# Brief:
Wherever the word "name" appears in a line of the data, that line should be copied.

Segment Start: Source records

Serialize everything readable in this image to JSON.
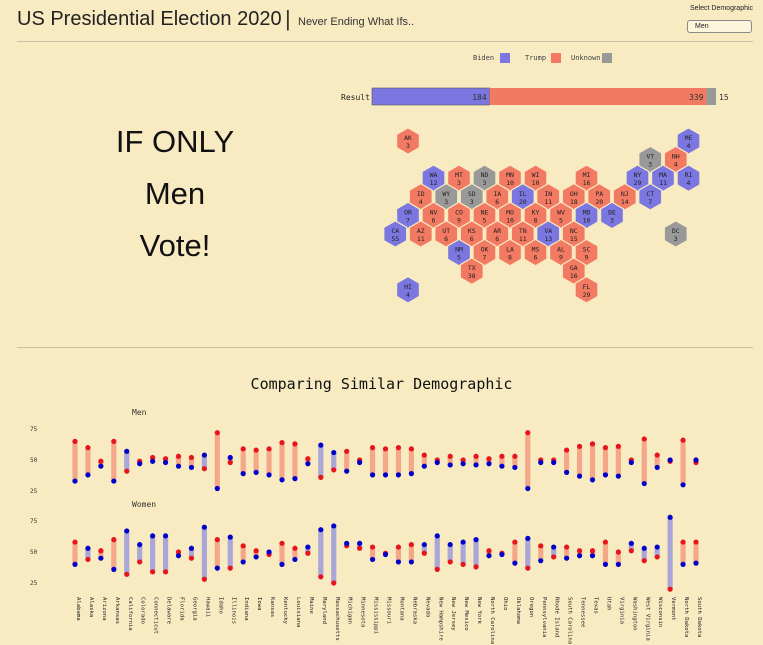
{
  "header": {
    "title": "US Presidential Election 2020",
    "separator": "|",
    "subtitle": "Never Ending What Ifs..",
    "select_label": "Select Demographic",
    "select_value": "Men"
  },
  "headline": {
    "line1": "IF ONLY",
    "line2": "Men",
    "line3": "Vote!"
  },
  "legend": [
    {
      "name": "Biden",
      "color": "#7b76e0"
    },
    {
      "name": "Trump",
      "color": "#f37a62"
    },
    {
      "name": "Unknown",
      "color": "#999999"
    }
  ],
  "result": {
    "label": "Result",
    "biden": 184,
    "trump": 339,
    "unknown": 15
  },
  "colors": {
    "biden": "#7b76e0",
    "trump": "#f37a62",
    "unknown": "#999999",
    "dot_biden": "#0000cc",
    "dot_trump": "#e8141c",
    "bar_trump": "#f5a889",
    "bar_biden": "#aaa6d8"
  },
  "map_states": [
    {
      "abbr": "AK",
      "ev": 3,
      "party": "trump"
    },
    {
      "abbr": "ME",
      "ev": 4,
      "party": "biden"
    },
    {
      "abbr": "VT",
      "ev": 3,
      "party": "unknown"
    },
    {
      "abbr": "NH",
      "ev": 4,
      "party": "trump"
    },
    {
      "abbr": "WA",
      "ev": 12,
      "party": "biden"
    },
    {
      "abbr": "MT",
      "ev": 3,
      "party": "trump"
    },
    {
      "abbr": "ND",
      "ev": 3,
      "party": "unknown"
    },
    {
      "abbr": "MN",
      "ev": 10,
      "party": "trump"
    },
    {
      "abbr": "WI",
      "ev": 10,
      "party": "trump"
    },
    {
      "abbr": "MI",
      "ev": 16,
      "party": "trump"
    },
    {
      "abbr": "NY",
      "ev": 29,
      "party": "biden"
    },
    {
      "abbr": "MA",
      "ev": 11,
      "party": "biden"
    },
    {
      "abbr": "RI",
      "ev": 4,
      "party": "biden"
    },
    {
      "abbr": "ID",
      "ev": 4,
      "party": "trump"
    },
    {
      "abbr": "WY",
      "ev": 3,
      "party": "unknown"
    },
    {
      "abbr": "SD",
      "ev": 3,
      "party": "unknown"
    },
    {
      "abbr": "IA",
      "ev": 6,
      "party": "trump"
    },
    {
      "abbr": "IL",
      "ev": 20,
      "party": "biden"
    },
    {
      "abbr": "IN",
      "ev": 11,
      "party": "trump"
    },
    {
      "abbr": "OH",
      "ev": 18,
      "party": "trump"
    },
    {
      "abbr": "PA",
      "ev": 20,
      "party": "trump"
    },
    {
      "abbr": "NJ",
      "ev": 14,
      "party": "trump"
    },
    {
      "abbr": "CT",
      "ev": 7,
      "party": "biden"
    },
    {
      "abbr": "OR",
      "ev": 7,
      "party": "biden"
    },
    {
      "abbr": "NV",
      "ev": 6,
      "party": "trump"
    },
    {
      "abbr": "CO",
      "ev": 9,
      "party": "trump"
    },
    {
      "abbr": "NE",
      "ev": 5,
      "party": "trump"
    },
    {
      "abbr": "MO",
      "ev": 10,
      "party": "trump"
    },
    {
      "abbr": "KY",
      "ev": 8,
      "party": "trump"
    },
    {
      "abbr": "WV",
      "ev": 5,
      "party": "trump"
    },
    {
      "abbr": "MD",
      "ev": 10,
      "party": "biden"
    },
    {
      "abbr": "DE",
      "ev": 3,
      "party": "biden"
    },
    {
      "abbr": "CA",
      "ev": 55,
      "party": "biden"
    },
    {
      "abbr": "AZ",
      "ev": 11,
      "party": "trump"
    },
    {
      "abbr": "UT",
      "ev": 6,
      "party": "trump"
    },
    {
      "abbr": "KS",
      "ev": 6,
      "party": "trump"
    },
    {
      "abbr": "AR",
      "ev": 6,
      "party": "trump"
    },
    {
      "abbr": "TN",
      "ev": 11,
      "party": "trump"
    },
    {
      "abbr": "VA",
      "ev": 13,
      "party": "biden"
    },
    {
      "abbr": "NC",
      "ev": 15,
      "party": "trump"
    },
    {
      "abbr": "DC",
      "ev": 3,
      "party": "unknown"
    },
    {
      "abbr": "NM",
      "ev": 5,
      "party": "biden"
    },
    {
      "abbr": "OK",
      "ev": 7,
      "party": "trump"
    },
    {
      "abbr": "LA",
      "ev": 8,
      "party": "trump"
    },
    {
      "abbr": "MS",
      "ev": 6,
      "party": "trump"
    },
    {
      "abbr": "AL",
      "ev": 9,
      "party": "trump"
    },
    {
      "abbr": "SC",
      "ev": 9,
      "party": "trump"
    },
    {
      "abbr": "TX",
      "ev": 38,
      "party": "trump"
    },
    {
      "abbr": "GA",
      "ev": 16,
      "party": "trump"
    },
    {
      "abbr": "HI",
      "ev": 4,
      "party": "biden"
    },
    {
      "abbr": "FL",
      "ev": 29,
      "party": "trump"
    }
  ],
  "chart_data": {
    "type": "dumbbell",
    "title": "Comparing Similar Demographic",
    "ylim": [
      15,
      80
    ],
    "yticks": [
      25,
      50,
      75
    ],
    "states": [
      "Alabama",
      "Alaska",
      "Arizona",
      "Arkansas",
      "California",
      "Colorado",
      "Connecticut",
      "Delaware",
      "Florida",
      "Georgia",
      "Hawaii",
      "Idaho",
      "Illinois",
      "Indiana",
      "Iowa",
      "Kansas",
      "Kentucky",
      "Louisiana",
      "Maine",
      "Maryland",
      "Massachusetts",
      "Michigan",
      "Minnesota",
      "Mississippi",
      "Missouri",
      "Montana",
      "Nebraska",
      "Nevada",
      "New Hampshire",
      "New Jersey",
      "New Mexico",
      "New York",
      "North Carolina",
      "Ohio",
      "Oklahoma",
      "Oregon",
      "Pennsylvania",
      "Rhode Island",
      "South Carolina",
      "Tennessee",
      "Texas",
      "Utah",
      "Virginia",
      "Washington",
      "West Virginia",
      "Wisconsin",
      "Vermont",
      "North Dakota",
      "South Dakota"
    ],
    "panels": [
      {
        "name": "Men",
        "trump": [
          65,
          60,
          49,
          65,
          41,
          49,
          52,
          51,
          53,
          52,
          43,
          72,
          48,
          59,
          58,
          59,
          64,
          63,
          51,
          36,
          42,
          57,
          50,
          60,
          59,
          60,
          59,
          54,
          50,
          53,
          50,
          53,
          51,
          53,
          53,
          72,
          50,
          50,
          58,
          61,
          63,
          60,
          61,
          50,
          67,
          54,
          49,
          66,
          48
        ],
        "biden": [
          33,
          38,
          45,
          33,
          57,
          47,
          49,
          48,
          45,
          44,
          54,
          27,
          52,
          39,
          40,
          38,
          34,
          35,
          47,
          62,
          56,
          41,
          48,
          38,
          38,
          38,
          39,
          45,
          48,
          46,
          47,
          46,
          47,
          45,
          44,
          27,
          48,
          48,
          40,
          37,
          34,
          38,
          37,
          48,
          31,
          44,
          50,
          30,
          50
        ]
      },
      {
        "name": "Women",
        "trump": [
          58,
          44,
          51,
          60,
          32,
          42,
          34,
          34,
          50,
          45,
          28,
          60,
          37,
          55,
          51,
          48,
          57,
          53,
          49,
          30,
          25,
          55,
          53,
          54,
          49,
          54,
          56,
          49,
          36,
          42,
          40,
          38,
          51,
          49,
          58,
          37,
          55,
          46,
          54,
          51,
          51,
          58,
          50,
          51,
          43,
          46,
          20,
          58,
          58
        ],
        "biden": [
          40,
          53,
          45,
          36,
          67,
          56,
          63,
          63,
          47,
          53,
          70,
          37,
          62,
          42,
          46,
          50,
          40,
          44,
          54,
          68,
          71,
          57,
          57,
          44,
          48,
          42,
          42,
          56,
          63,
          56,
          58,
          60,
          47,
          48,
          41,
          61,
          43,
          54,
          45,
          47,
          47,
          40,
          40,
          57,
          53,
          54,
          78,
          40,
          41
        ]
      }
    ]
  }
}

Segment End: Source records

# Exercise response:
      "name": "Biden",
      "name": "Trump",
      "name": "Unknown",
        "name": "Men",
        "name": "Women",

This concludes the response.